In Seventh Dimension, LLC v. United States, No. 21-2275C (May 11, 2022), the Court of Federal Claims provided detailed guidance concerning the question of “whether, and under what circumstances, the government may cancel a Federal Acquisition Regulation (“FAR”) part 15 procurement and start over from scratch.” Seventh Dimension, LLC was, as the court put it, “the last offeror standing in this contractor edition of Survivor” after filing multiple successful protests of an Army procurement. However, Seventh Dimension was unable to reap the benefits of its hard-fought success because the agency ultimately “decided to pull the plug on the show, cancelling the procurement following a two-year process.” Seventh Dimension challenged the agency’s cancellation decision as arbitrary and capricious, and the Court of Federal Claims agreed.
Here are five things from the decision that contractors need to know:
1. Agencies have wide discretion to cancel solicitations.
It is well-recognized that agencies have broad discretion to amend or cancel a situation based on changed circumstances, and there are few limits on that discretion. As a result, protestors challenging an agency’s decision to cancel a solicitation typically face an uphill battle. Nevertheless, as the Seventh Dimension decision makes clear, agency discretion to cancel a solicitation is “not boundless.”
2. The authority that the agency invokes in its cancellation decision matters.
The Seventh Dimension court examined the various statutory and regulatory means an agency may rely upon to cancel a solicitation, including 10 U.S.C. §§ 3301(b) and 3303(c), FAR 206(e), and FAR 15.305(b). In Seventh Dimension, the agency conceded that it had solely relied upon FAR 15.206(e) to support its cancellation decision. Accordingly, the court focused on the specific requirements of that provision in analyzing the parties’ arguments. The particular arguments that will be raised in a challenge to an agency’s decision to cancel a solicitation will depend in large part on the legal authority the agency relies upon as the basis for its decision.
3.“Market research or otherwise” has teeth.
FAR 15.206(e) requires that a contracting officer’s judgment in deciding to cancel a solicitation be based on “market research or otherwise.” The court rejected the government’s argument that the phrase “market research or otherwise” merely requires that the cancellation decision have a reasonable basis. Instead, the court held that “market research or otherwise” means market research or information similar to market research, which may include “information or data already in an agency’s possession or perhaps even an agency’s concrete experience.” The court’s extensive discussion of FAR 15.206(e) provides helpful guidance for future cases involving that provision and similar language in other regulations.
4. Government arguments concerning the scope of its discretion should be scrutinized.
In defending protests—whether of cancellations of solicitations or otherwise—the government will frequently argue that it had had essentially unfettered discretion to take the challenged action.
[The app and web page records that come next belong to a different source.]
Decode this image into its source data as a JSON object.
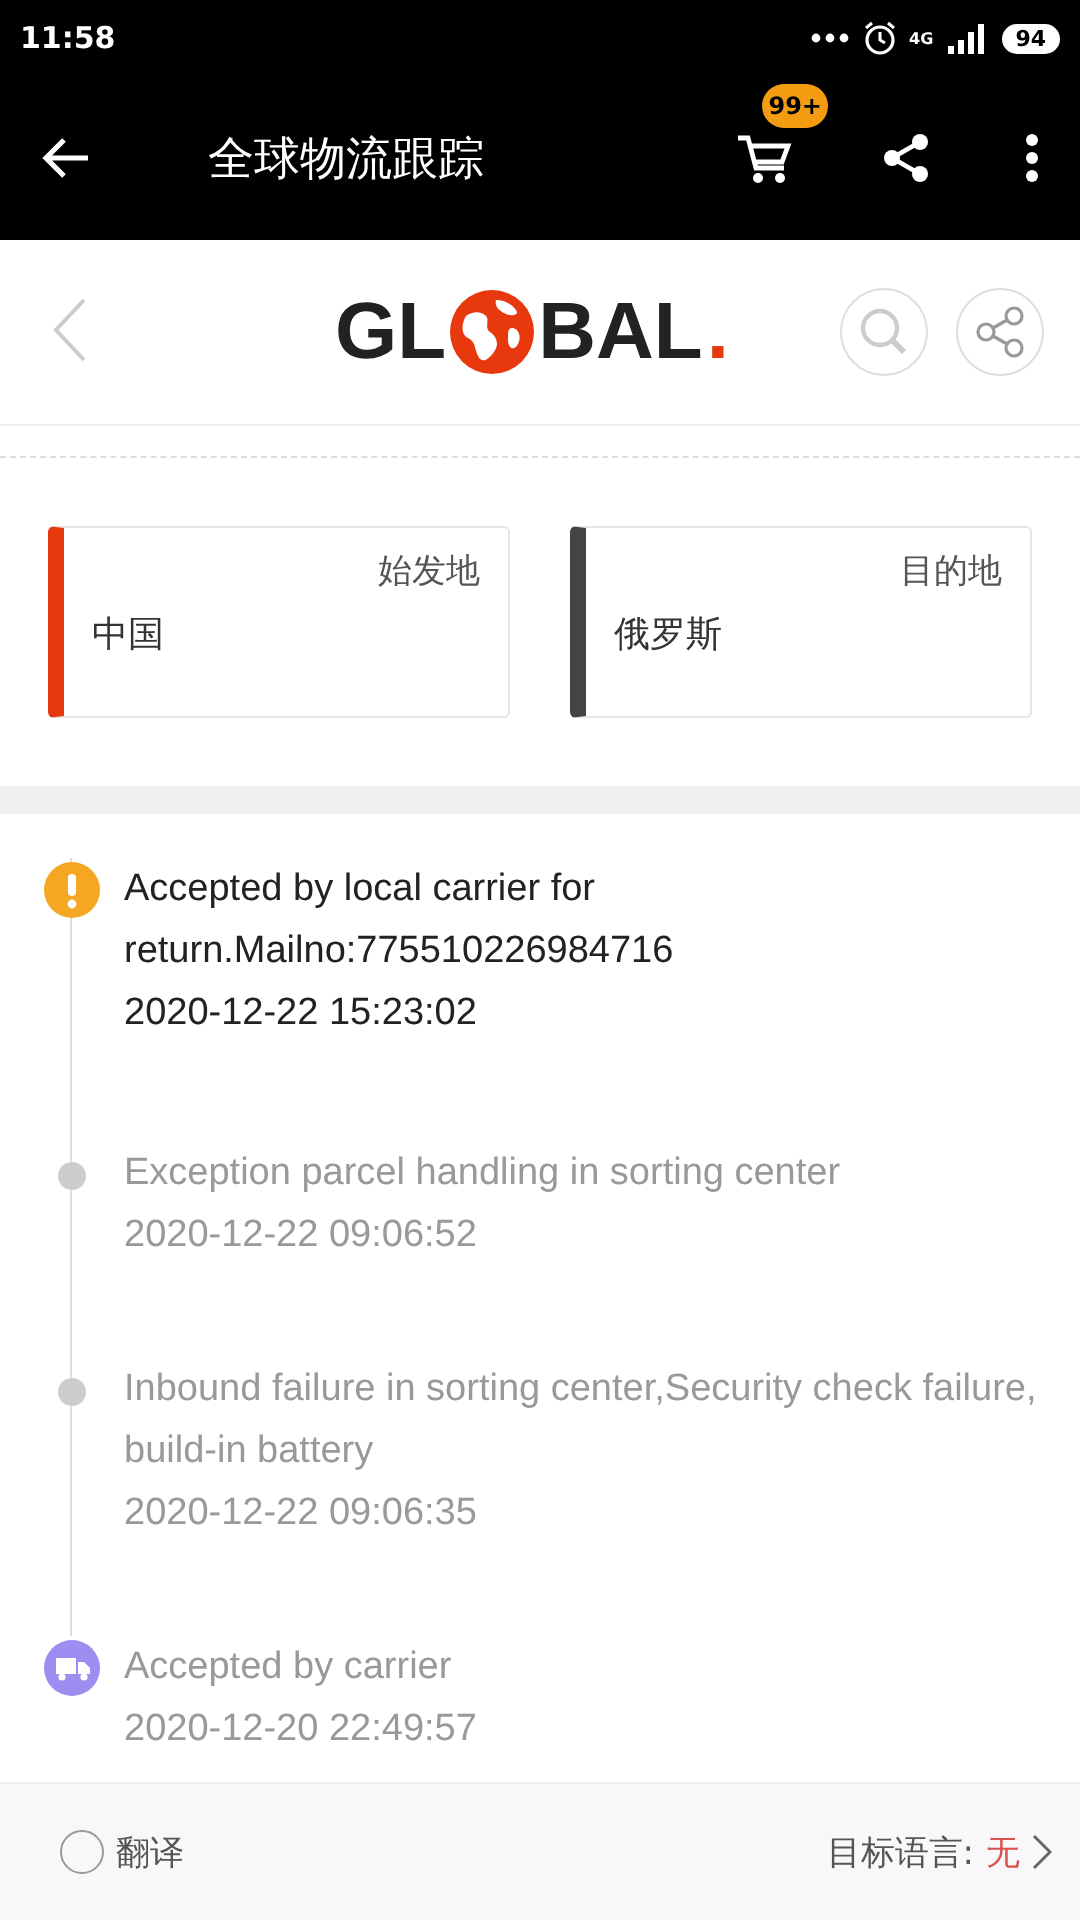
{
  "status_bar": {
    "time": "11:58",
    "network": "4G",
    "battery": "94"
  },
  "app_bar": {
    "title": "全球物流跟踪",
    "cart_badge": "99+"
  },
  "logo": {
    "left": "GL",
    "right": "BAL",
    "dot": "."
  },
  "route": [
    {
      "label": "始发地",
      "value": "中国",
      "color": "#e8380d"
    },
    {
      "label": "目的地",
      "value": "俄罗斯",
      "color": "#444444"
    }
  ],
  "events": [
    {
      "kind": "exception",
      "text": "Accepted by local carrier for return.Mailno:775510226984716",
      "time": "2020-12-22 15:23:02",
      "current": true
    },
    {
      "kind": "dot",
      "text": "Exception parcel handling in sorting center",
      "time": "2020-12-22 09:06:52",
      "current": false
    },
    {
      "kind": "dot",
      "text": "Inbound failure in sorting center,Security check failure, build-in battery",
      "time": "2020-12-22 09:06:35",
      "current": false
    },
    {
      "kind": "truck",
      "text": "Accepted by carrier",
      "time": "2020-12-20 22:49:57",
      "current": false
    }
  ],
  "translate": {
    "label": "翻译",
    "checked": false,
    "target_label": "目标语言:",
    "target_value": "无"
  }
}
Such arguments should not be accepted at face value. As the Seventh Dimension court observed, “where the FAR wants to yield maximum discretion to a CO, the FAR knows how to do so.” The court contrasted the language of FAR 15.206(e)—which specifically requires a contracting officer’s “judgment” to be based on “market research or otherwise”—with other FAR provisions that authorize contracting officers to exercise “judgment” without specifying the class of information that must be considered. Based on this comparison, the court concluded that an agency’s discretion under FAR 15.206(e) was not as broad as the agency claimed.
5. Pretextual cancellations are not permitted.
Agencies are not permitted to cancel a solicitation as a pretext for improper motives or reasons—such as irritation with a contractor who has filed multiple protests, for example. The Seventh Dimension court was troubled by the fact that the protestor had filed multiple successful protests, only to ultimately be deprived of a contract award “at the eleventh hour” based on an unsupported, irrational cancellation decision. As the court put it, the facts of the case were “reminiscent of a game of Lucy and the football from the world of Charles Schulz.” Nevertheless, the court ultimately concluded that there was no concrete evidence that the agency had acted in bad faith.